[INFORMATION GIVEN Boundary: Start]

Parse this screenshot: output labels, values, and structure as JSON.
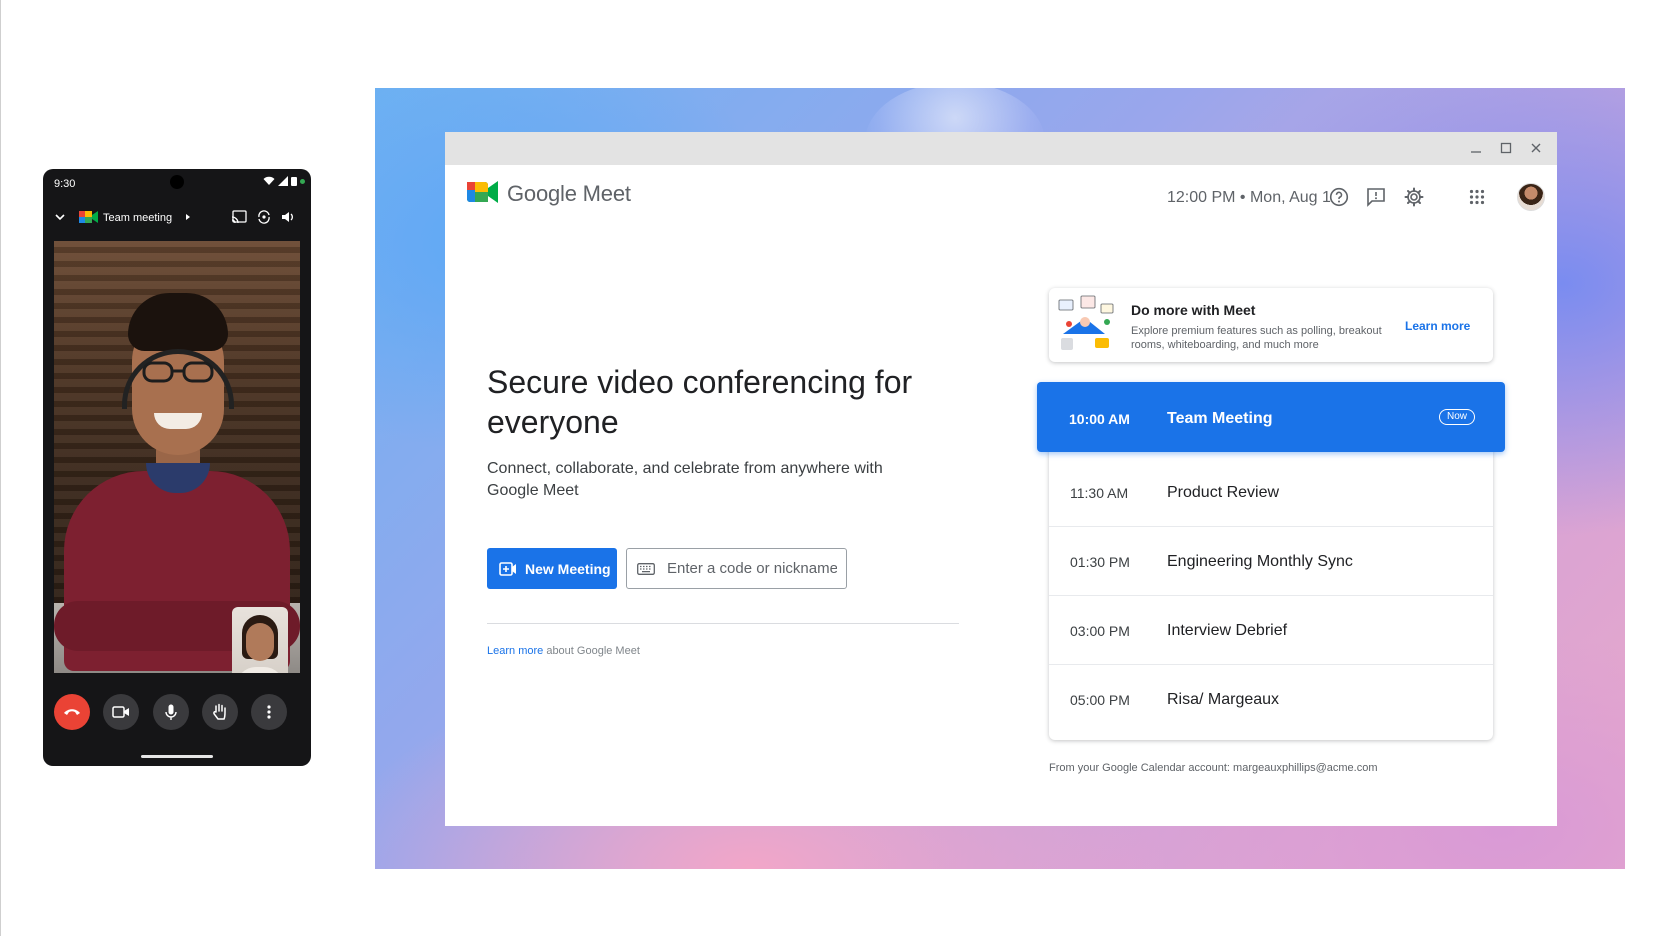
{
  "phone": {
    "status_time": "9:30",
    "call_title": "Team meeting",
    "icons": [
      "wifi-icon",
      "signal-icon",
      "battery-icon",
      "chevron-down-icon",
      "meet-logo-icon",
      "caret-right-icon",
      "cast-icon",
      "switch-camera-icon",
      "volume-icon"
    ],
    "controls": [
      "end-call-icon",
      "camera-icon",
      "microphone-icon",
      "raise-hand-icon",
      "more-vert-icon"
    ],
    "colors": {
      "end_call": "#ea4335",
      "control_bg": "#3a3a3d"
    }
  },
  "app": {
    "name": "Google Meet",
    "datetime": "12:00 PM • Mon, Aug 1",
    "header_icons": [
      "help-icon",
      "feedback-icon",
      "settings-icon",
      "apps-grid-icon",
      "avatar"
    ],
    "window_controls": [
      "minimize-icon",
      "maximize-icon",
      "close-icon"
    ],
    "accent": "#1a73e8"
  },
  "hero": {
    "title": "Secure video conferencing for everyone",
    "subtitle": "Connect, collaborate, and celebrate from anywhere with Google Meet",
    "new_meeting_label": "New Meeting",
    "code_placeholder": "Enter a code or nickname",
    "learn_more_link": "Learn more",
    "learn_more_rest": " about Google Meet"
  },
  "promo": {
    "title": "Do more with Meet",
    "body": "Explore premium features such as polling, breakout rooms, whiteboarding, and much more",
    "link": "Learn more"
  },
  "agenda": {
    "items": [
      {
        "time": "10:00 AM",
        "title": "Team Meeting",
        "badge": "Now"
      },
      {
        "time": "11:30 AM",
        "title": "Product Review"
      },
      {
        "time": "01:30 PM",
        "title": "Engineering Monthly Sync"
      },
      {
        "time": "03:00 PM",
        "title": "Interview Debrief"
      },
      {
        "time": "05:00 PM",
        "title": "Risa/ Margeaux"
      }
    ],
    "footer": "From your Google Calendar account: margeauxphillips@acme.com"
  }
}
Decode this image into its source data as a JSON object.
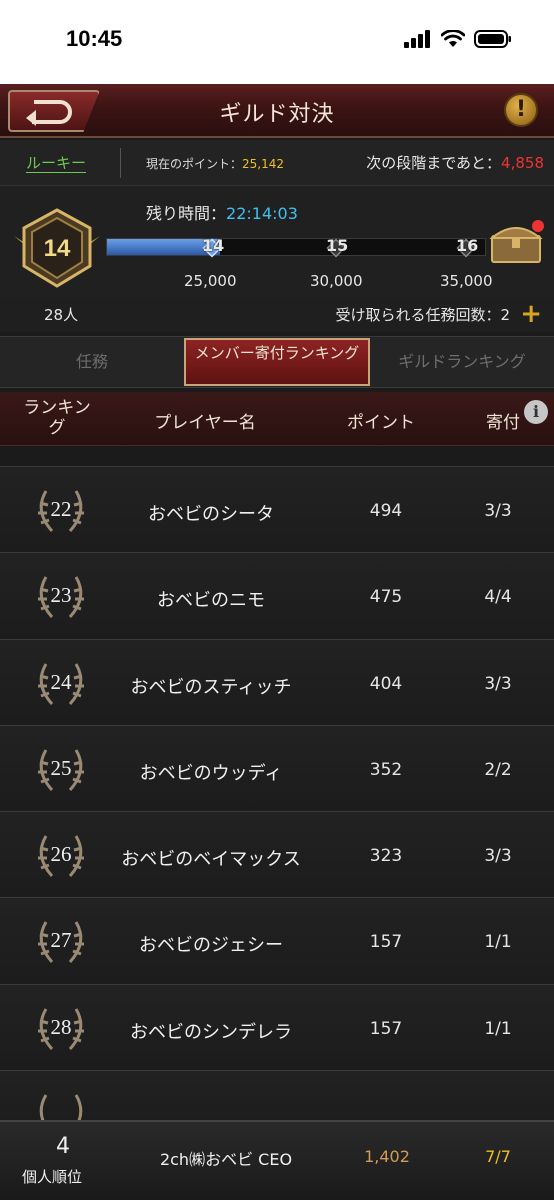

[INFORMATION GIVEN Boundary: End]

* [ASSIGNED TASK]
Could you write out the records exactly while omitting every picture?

* [FINAL ANSWER]
Parse this screenshot: output labels, values, and structure as JSON.
{
  "phone": {
    "status_time": "9:30",
    "call_title": "Team meeting",
    "icons": [
      "wifi-icon",
      "signal-icon",
      "battery-icon",
      "chevron-down-icon",
      "meet-logo-icon",
      "caret-right-icon",
      "cast-icon",
      "switch-camera-icon",
      "volume-icon"
    ],
    "controls": [
      "end-call-icon",
      "camera-icon",
      "microphone-icon",
      "raise-hand-icon",
      "more-vert-icon"
    ],
    "colors": {
      "end_call": "#ea4335",
      "control_bg": "#3a3a3d"
    }
  },
  "app": {
    "name": "Google Meet",
    "datetime": "12:00 PM • Mon, Aug 1",
    "header_icons": [
      "help-icon",
      "feedback-icon",
      "settings-icon",
      "apps-grid-icon",
      "avatar"
    ],
    "window_controls": [
      "minimize-icon",
      "maximize-icon",
      "close-icon"
    ],
    "accent": "#1a73e8"
  },
  "hero": {
    "title": "Secure video conferencing for everyone",
    "subtitle": "Connect, collaborate, and celebrate from anywhere with Google Meet",
    "new_meeting_label": "New Meeting",
    "code_placeholder": "Enter a code or nickname",
    "learn_more_link": "Learn more",
    "learn_more_rest": " about Google Meet"
  },
  "promo": {
    "title": "Do more with Meet",
    "body": "Explore premium features such as polling, breakout rooms, whiteboarding, and much more",
    "link": "Learn more"
  },
  "agenda": {
    "items": [
      {
        "time": "10:00 AM",
        "title": "Team Meeting",
        "badge": "Now"
      },
      {
        "time": "11:30 AM",
        "title": "Product Review"
      },
      {
        "time": "01:30 PM",
        "title": "Engineering Monthly Sync"
      },
      {
        "time": "03:00 PM",
        "title": "Interview Debrief"
      },
      {
        "time": "05:00 PM",
        "title": "Risa/ Margeaux"
      }
    ],
    "footer": "From your Google Calendar account: margeauxphillips@acme.com"
  }
}
Decode this image into its source data as a JSON object.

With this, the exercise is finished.